▸ TASK PROMPT:
Could you repeat the records below exactly, leaving the pictures out?
---- INFORMATION GIVEN
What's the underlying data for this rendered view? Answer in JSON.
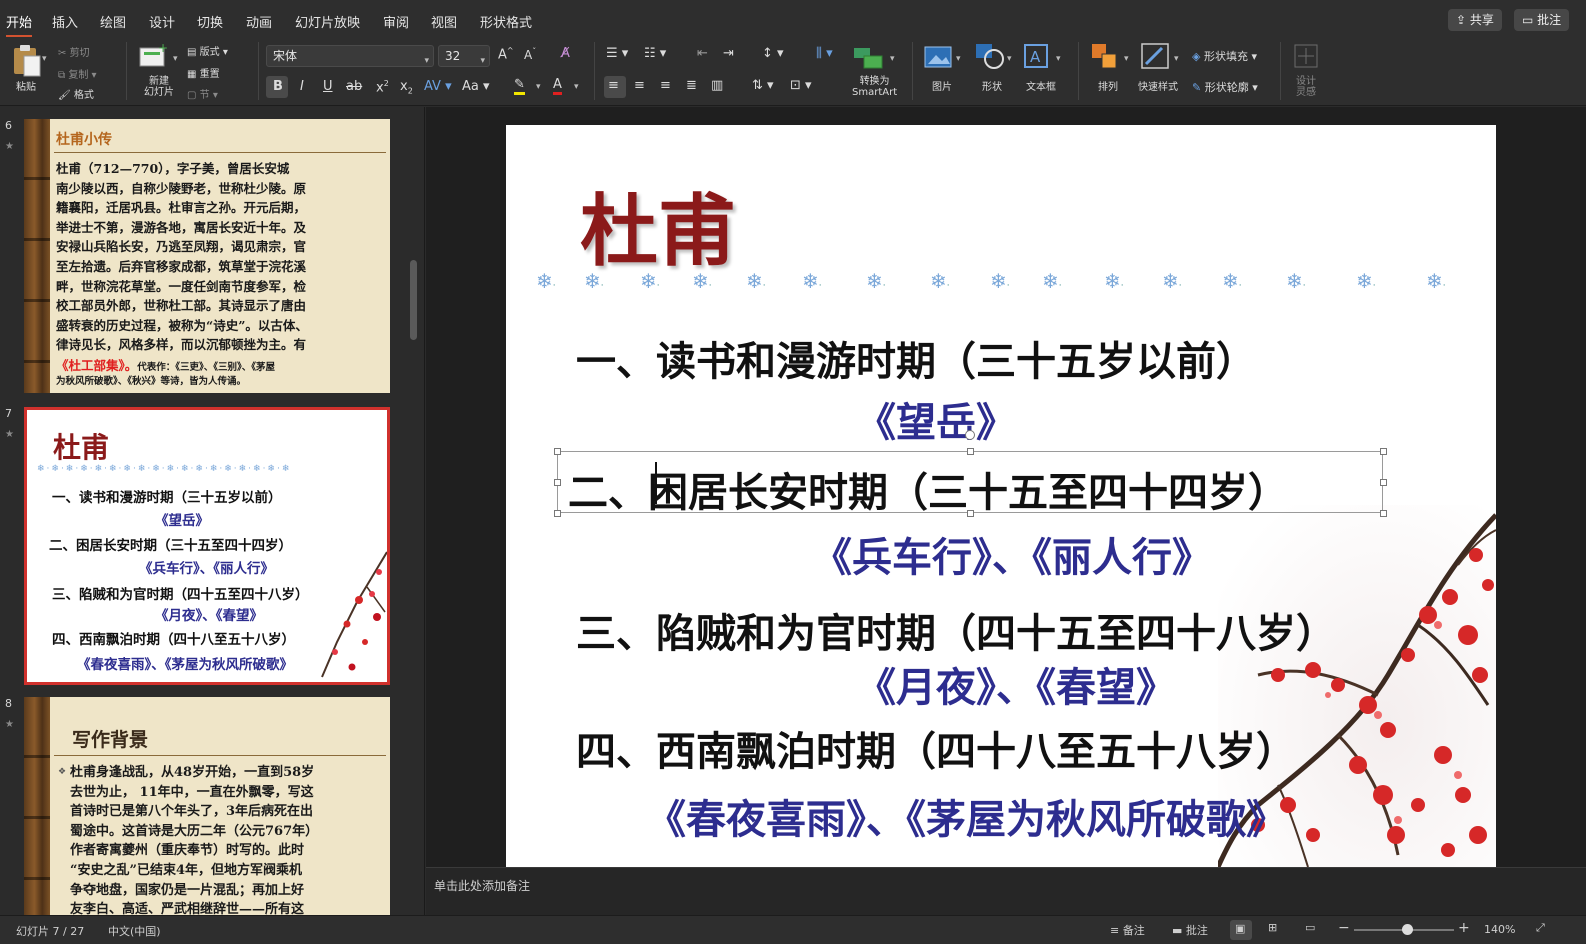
{
  "tabs": [
    "开始",
    "插入",
    "绘图",
    "设计",
    "切换",
    "动画",
    "幻灯片放映",
    "审阅",
    "视图",
    "形状格式"
  ],
  "top_buttons": {
    "share": "共享",
    "comments": "批注"
  },
  "ribbon": {
    "paste": "粘贴",
    "cut": "剪切",
    "copy": "复制",
    "format": "格式",
    "new_slide": "新建\n幻灯片",
    "layout": "版式",
    "reset": "重置",
    "section": "节",
    "font_name": "宋体",
    "font_size": "32",
    "convert_smartart": "转换为\nSmartArt",
    "picture": "图片",
    "shape": "形状",
    "textbox": "文本框",
    "arrange": "排列",
    "quick_styles": "快速样式",
    "shape_fill": "形状填充",
    "shape_outline": "形状轮廓",
    "design_ideas": "设计\n灵感"
  },
  "thumbnails": {
    "s6": {
      "number": "6",
      "title": "杜甫小传",
      "lines": [
        "杜甫（712—770），字子美，曾居长安城",
        "南少陵以西，自称少陵野老，世称杜少陵。原",
        "籍襄阳，迁居巩县。杜审言之孙。开元后期，",
        "举进士不第，漫游各地，寓居长安近十年。及",
        "安禄山兵陷长安，乃逃至凤翔，谒见肃宗，官",
        "至左拾遗。后弃官移家成都，筑草堂于浣花溪",
        "畔，世称浣花草堂。一度任剑南节度参军，检",
        "校工部员外郎，世称杜工部。其诗显示了唐由",
        "盛转衰的历史过程，被称为“诗史”。以古体、",
        "律诗见长，风格多样，而以沉郁顿挫为主。有"
      ],
      "last_line_red": "《杜工部集》。",
      "last_line_small": "代表作：《三吏》、《三别》、《茅屋",
      "final_line": "为秋风所破歌》、《秋兴》等诗，皆为人传诵。"
    },
    "s7": {
      "number": "7",
      "title": "杜甫",
      "items": [
        "一、读书和漫游时期（三十五岁以前）",
        "《望岳》",
        "二、困居长安时期（三十五至四十四岁）",
        "《兵车行》、《丽人行》",
        "三、陷贼和为官时期（四十五至四十八岁）",
        "《月夜》、《春望》",
        "四、西南飘泊时期（四十八至五十八岁）",
        "《春夜喜雨》、《茅屋为秋风所破歌》"
      ]
    },
    "s8": {
      "number": "8",
      "title": "写作背景",
      "lines": [
        "杜甫身逢战乱，从48岁开始，一直到58岁",
        "去世为止， 11年中，一直在外飘零，写这",
        "首诗时已是第八个年头了，3年后病死在出",
        "蜀途中。这首诗是大历二年（公元767年）",
        "作者寄寓夔州（重庆奉节）时写的。此时",
        "“安史之乱”已结束4年，但地方军阀乘机",
        "争夺地盘，国家仍是一片混乱；再加上好",
        "友李白、高适、严武相继辞世——所有这"
      ]
    }
  },
  "slide": {
    "title": "杜甫",
    "periods": [
      {
        "heading": "一、读书和漫游时期（三十五岁以前）",
        "poems": "《望岳》"
      },
      {
        "heading": "二、困居长安时期（三十五至四十四岁）",
        "poems": "《兵车行》、《丽人行》"
      },
      {
        "heading": "三、陷贼和为官时期（四十五至四十八岁）",
        "poems": "《月夜》、《春望》"
      },
      {
        "heading": "四、西南飘泊时期（四十八至五十八岁）",
        "poems": "《春夜喜雨》、《茅屋为秋风所破歌》"
      }
    ]
  },
  "notes_placeholder": "单击此处添加备注",
  "status": {
    "slide_counter": "幻灯片 7 / 27",
    "language": "中文(中国)",
    "notes": "备注",
    "comments": "批注",
    "zoom": "140%"
  },
  "colors": {
    "accent": "#d35230",
    "title_red": "#8b1a1a",
    "poem_blue": "#2d2d8f",
    "thumb_red": "#e02020"
  }
}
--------
▸ SOLUTION FOR THIS PROBLEM:
What's the underlying data for this rendered view? Answer in JSON.
{
  "tabs": [
    "开始",
    "插入",
    "绘图",
    "设计",
    "切换",
    "动画",
    "幻灯片放映",
    "审阅",
    "视图",
    "形状格式"
  ],
  "top_buttons": {
    "share": "共享",
    "comments": "批注"
  },
  "ribbon": {
    "paste": "粘贴",
    "cut": "剪切",
    "copy": "复制",
    "format": "格式",
    "new_slide": "新建\n幻灯片",
    "layout": "版式",
    "reset": "重置",
    "section": "节",
    "font_name": "宋体",
    "font_size": "32",
    "convert_smartart": "转换为\nSmartArt",
    "picture": "图片",
    "shape": "形状",
    "textbox": "文本框",
    "arrange": "排列",
    "quick_styles": "快速样式",
    "shape_fill": "形状填充",
    "shape_outline": "形状轮廓",
    "design_ideas": "设计\n灵感"
  },
  "thumbnails": {
    "s6": {
      "number": "6",
      "title": "杜甫小传",
      "lines": [
        "杜甫（712—770），字子美，曾居长安城",
        "南少陵以西，自称少陵野老，世称杜少陵。原",
        "籍襄阳，迁居巩县。杜审言之孙。开元后期，",
        "举进士不第，漫游各地，寓居长安近十年。及",
        "安禄山兵陷长安，乃逃至凤翔，谒见肃宗，官",
        "至左拾遗。后弃官移家成都，筑草堂于浣花溪",
        "畔，世称浣花草堂。一度任剑南节度参军，检",
        "校工部员外郎，世称杜工部。其诗显示了唐由",
        "盛转衰的历史过程，被称为“诗史”。以古体、",
        "律诗见长，风格多样，而以沉郁顿挫为主。有"
      ],
      "last_line_red": "《杜工部集》。",
      "last_line_small": "代表作：《三吏》、《三别》、《茅屋",
      "final_line": "为秋风所破歌》、《秋兴》等诗，皆为人传诵。"
    },
    "s7": {
      "number": "7",
      "title": "杜甫",
      "items": [
        "一、读书和漫游时期（三十五岁以前）",
        "《望岳》",
        "二、困居长安时期（三十五至四十四岁）",
        "《兵车行》、《丽人行》",
        "三、陷贼和为官时期（四十五至四十八岁）",
        "《月夜》、《春望》",
        "四、西南飘泊时期（四十八至五十八岁）",
        "《春夜喜雨》、《茅屋为秋风所破歌》"
      ]
    },
    "s8": {
      "number": "8",
      "title": "写作背景",
      "lines": [
        "杜甫身逢战乱，从48岁开始，一直到58岁",
        "去世为止， 11年中，一直在外飘零，写这",
        "首诗时已是第八个年头了，3年后病死在出",
        "蜀途中。这首诗是大历二年（公元767年）",
        "作者寄寓夔州（重庆奉节）时写的。此时",
        "“安史之乱”已结束4年，但地方军阀乘机",
        "争夺地盘，国家仍是一片混乱；再加上好",
        "友李白、高适、严武相继辞世——所有这"
      ]
    }
  },
  "slide": {
    "title": "杜甫",
    "periods": [
      {
        "heading": "一、读书和漫游时期（三十五岁以前）",
        "poems": "《望岳》"
      },
      {
        "heading": "二、困居长安时期（三十五至四十四岁）",
        "poems": "《兵车行》、《丽人行》"
      },
      {
        "heading": "三、陷贼和为官时期（四十五至四十八岁）",
        "poems": "《月夜》、《春望》"
      },
      {
        "heading": "四、西南飘泊时期（四十八至五十八岁）",
        "poems": "《春夜喜雨》、《茅屋为秋风所破歌》"
      }
    ]
  },
  "notes_placeholder": "单击此处添加备注",
  "status": {
    "slide_counter": "幻灯片 7 / 27",
    "language": "中文(中国)",
    "notes": "备注",
    "comments": "批注",
    "zoom": "140%"
  },
  "colors": {
    "accent": "#d35230",
    "title_red": "#8b1a1a",
    "poem_blue": "#2d2d8f",
    "thumb_red": "#e02020"
  }
}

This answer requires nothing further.